Material for this task
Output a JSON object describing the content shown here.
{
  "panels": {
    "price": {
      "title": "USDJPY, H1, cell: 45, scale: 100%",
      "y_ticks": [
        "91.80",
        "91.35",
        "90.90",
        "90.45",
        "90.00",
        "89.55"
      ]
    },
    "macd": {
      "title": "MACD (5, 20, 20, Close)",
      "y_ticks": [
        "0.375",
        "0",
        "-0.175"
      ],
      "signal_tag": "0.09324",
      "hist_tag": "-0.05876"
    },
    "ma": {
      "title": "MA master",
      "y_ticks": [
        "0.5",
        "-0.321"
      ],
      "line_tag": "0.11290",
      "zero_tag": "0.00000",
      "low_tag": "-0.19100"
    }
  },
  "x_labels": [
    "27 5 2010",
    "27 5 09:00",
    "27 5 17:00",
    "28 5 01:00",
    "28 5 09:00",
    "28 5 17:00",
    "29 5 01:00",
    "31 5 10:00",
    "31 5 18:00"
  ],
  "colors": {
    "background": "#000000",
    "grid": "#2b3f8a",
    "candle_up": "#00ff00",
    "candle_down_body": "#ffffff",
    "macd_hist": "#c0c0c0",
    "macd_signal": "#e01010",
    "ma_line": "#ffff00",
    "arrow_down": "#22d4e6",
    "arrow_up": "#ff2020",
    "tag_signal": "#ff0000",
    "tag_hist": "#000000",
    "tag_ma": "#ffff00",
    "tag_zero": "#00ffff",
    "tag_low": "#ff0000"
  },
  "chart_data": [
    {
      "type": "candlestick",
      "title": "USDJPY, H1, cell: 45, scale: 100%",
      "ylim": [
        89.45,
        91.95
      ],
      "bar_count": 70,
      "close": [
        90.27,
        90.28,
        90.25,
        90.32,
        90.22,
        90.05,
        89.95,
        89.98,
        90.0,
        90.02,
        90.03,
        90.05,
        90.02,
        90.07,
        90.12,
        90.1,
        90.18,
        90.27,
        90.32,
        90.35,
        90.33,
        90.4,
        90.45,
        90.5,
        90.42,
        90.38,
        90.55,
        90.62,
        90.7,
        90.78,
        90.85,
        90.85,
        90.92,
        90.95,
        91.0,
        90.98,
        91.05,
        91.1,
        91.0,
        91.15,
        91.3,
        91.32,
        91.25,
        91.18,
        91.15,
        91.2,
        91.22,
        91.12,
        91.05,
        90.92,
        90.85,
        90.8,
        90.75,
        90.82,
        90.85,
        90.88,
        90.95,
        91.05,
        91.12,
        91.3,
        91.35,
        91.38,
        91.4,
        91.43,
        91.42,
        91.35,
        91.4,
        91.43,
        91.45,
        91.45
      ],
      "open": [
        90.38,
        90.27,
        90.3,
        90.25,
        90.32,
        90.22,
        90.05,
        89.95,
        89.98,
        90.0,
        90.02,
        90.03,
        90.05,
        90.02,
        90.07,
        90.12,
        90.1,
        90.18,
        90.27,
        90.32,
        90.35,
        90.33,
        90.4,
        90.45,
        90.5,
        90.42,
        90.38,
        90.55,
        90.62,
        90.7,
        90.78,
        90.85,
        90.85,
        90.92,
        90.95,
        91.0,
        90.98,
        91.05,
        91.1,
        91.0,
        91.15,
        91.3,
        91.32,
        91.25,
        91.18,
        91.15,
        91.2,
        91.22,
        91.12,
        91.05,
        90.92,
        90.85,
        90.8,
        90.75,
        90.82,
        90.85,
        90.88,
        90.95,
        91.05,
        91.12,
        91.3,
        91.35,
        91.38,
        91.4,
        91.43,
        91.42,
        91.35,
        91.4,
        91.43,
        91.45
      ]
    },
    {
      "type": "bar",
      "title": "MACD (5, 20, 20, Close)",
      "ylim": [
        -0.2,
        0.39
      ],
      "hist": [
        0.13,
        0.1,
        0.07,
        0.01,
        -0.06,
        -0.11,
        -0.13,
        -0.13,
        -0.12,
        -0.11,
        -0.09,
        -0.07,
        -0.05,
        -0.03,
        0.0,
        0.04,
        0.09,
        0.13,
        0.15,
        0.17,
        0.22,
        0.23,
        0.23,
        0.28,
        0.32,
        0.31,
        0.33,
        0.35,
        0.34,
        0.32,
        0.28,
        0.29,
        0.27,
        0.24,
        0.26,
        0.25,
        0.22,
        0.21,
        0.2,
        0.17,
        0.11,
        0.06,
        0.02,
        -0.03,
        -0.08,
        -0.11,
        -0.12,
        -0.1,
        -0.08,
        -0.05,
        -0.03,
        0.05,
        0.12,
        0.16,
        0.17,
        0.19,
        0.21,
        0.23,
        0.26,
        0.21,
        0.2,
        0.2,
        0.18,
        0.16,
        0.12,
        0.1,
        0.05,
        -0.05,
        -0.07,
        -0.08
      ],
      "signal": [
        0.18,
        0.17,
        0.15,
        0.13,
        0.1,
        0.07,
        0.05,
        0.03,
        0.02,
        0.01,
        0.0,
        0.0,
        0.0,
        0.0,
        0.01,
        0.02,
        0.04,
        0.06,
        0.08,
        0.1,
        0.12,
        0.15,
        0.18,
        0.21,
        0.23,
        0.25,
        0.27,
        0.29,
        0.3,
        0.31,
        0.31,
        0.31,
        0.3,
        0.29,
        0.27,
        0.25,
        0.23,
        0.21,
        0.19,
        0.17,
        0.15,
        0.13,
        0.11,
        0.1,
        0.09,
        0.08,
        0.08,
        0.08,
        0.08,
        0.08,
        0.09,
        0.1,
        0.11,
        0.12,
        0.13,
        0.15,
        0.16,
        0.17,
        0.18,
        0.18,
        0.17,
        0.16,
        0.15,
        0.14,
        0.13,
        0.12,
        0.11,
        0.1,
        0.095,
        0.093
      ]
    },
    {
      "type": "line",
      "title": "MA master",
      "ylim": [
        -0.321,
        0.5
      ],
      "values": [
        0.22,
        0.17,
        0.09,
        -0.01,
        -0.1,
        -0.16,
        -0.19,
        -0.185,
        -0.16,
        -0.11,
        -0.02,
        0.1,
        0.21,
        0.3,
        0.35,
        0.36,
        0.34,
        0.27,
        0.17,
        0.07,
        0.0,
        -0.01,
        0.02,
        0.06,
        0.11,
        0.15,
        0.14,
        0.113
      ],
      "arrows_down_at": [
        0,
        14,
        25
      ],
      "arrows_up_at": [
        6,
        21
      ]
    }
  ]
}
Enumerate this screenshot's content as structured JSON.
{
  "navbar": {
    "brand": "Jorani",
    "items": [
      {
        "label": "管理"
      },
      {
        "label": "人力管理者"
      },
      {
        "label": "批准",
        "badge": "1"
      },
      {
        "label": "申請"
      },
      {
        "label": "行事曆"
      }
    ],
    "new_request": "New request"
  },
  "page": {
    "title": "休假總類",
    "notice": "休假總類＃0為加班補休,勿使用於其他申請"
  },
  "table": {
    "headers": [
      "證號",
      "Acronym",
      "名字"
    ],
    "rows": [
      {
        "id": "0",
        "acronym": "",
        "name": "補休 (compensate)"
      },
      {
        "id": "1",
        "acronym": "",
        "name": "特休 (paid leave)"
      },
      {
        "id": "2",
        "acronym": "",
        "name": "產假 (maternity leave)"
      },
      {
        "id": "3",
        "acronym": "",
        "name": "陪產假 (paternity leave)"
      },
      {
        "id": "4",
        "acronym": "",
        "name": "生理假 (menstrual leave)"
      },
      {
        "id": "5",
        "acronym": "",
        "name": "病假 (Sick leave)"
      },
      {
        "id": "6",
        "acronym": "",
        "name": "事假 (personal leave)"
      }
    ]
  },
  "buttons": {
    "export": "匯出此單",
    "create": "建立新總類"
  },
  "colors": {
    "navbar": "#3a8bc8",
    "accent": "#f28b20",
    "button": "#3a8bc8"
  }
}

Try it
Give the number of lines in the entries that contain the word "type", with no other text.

Answer to this task
3